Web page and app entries
⟨

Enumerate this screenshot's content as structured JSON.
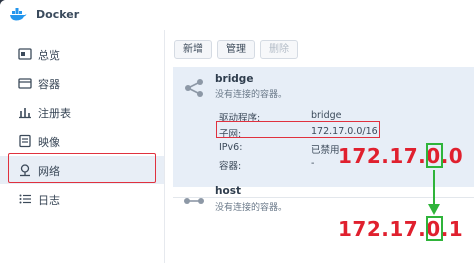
{
  "window": {
    "title": "Docker"
  },
  "sidebar": {
    "items": [
      {
        "label": "总览",
        "icon": "overview-icon"
      },
      {
        "label": "容器",
        "icon": "container-icon"
      },
      {
        "label": "注册表",
        "icon": "registry-icon"
      },
      {
        "label": "映像",
        "icon": "image-icon"
      },
      {
        "label": "网络",
        "icon": "network-icon",
        "active": true
      },
      {
        "label": "日志",
        "icon": "log-icon"
      }
    ]
  },
  "toolbar": {
    "add_label": "新增",
    "manage_label": "管理",
    "delete_label": "删除"
  },
  "networks": [
    {
      "name": "bridge",
      "subtitle": "没有连接的容器。",
      "details": [
        {
          "label": "驱动程序:",
          "value": "bridge"
        },
        {
          "label": "子网:",
          "value": "172.17.0.0/16"
        },
        {
          "label": "IPv6:",
          "value": "已禁用"
        },
        {
          "label": "容器:",
          "value": "-"
        }
      ]
    },
    {
      "name": "host",
      "subtitle": "没有连接的容器。"
    }
  ],
  "annotations": {
    "ip_before": "172.17.0.0",
    "ip_after": "172.17.0.1",
    "box_color": "#2fb43a",
    "text_color": "#e0202e"
  }
}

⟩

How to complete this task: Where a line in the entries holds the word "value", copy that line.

Written solution:
          "value": "bridge"
          "value": "172.17.0.0/16"
          "value": "已禁用"
          "value": "-"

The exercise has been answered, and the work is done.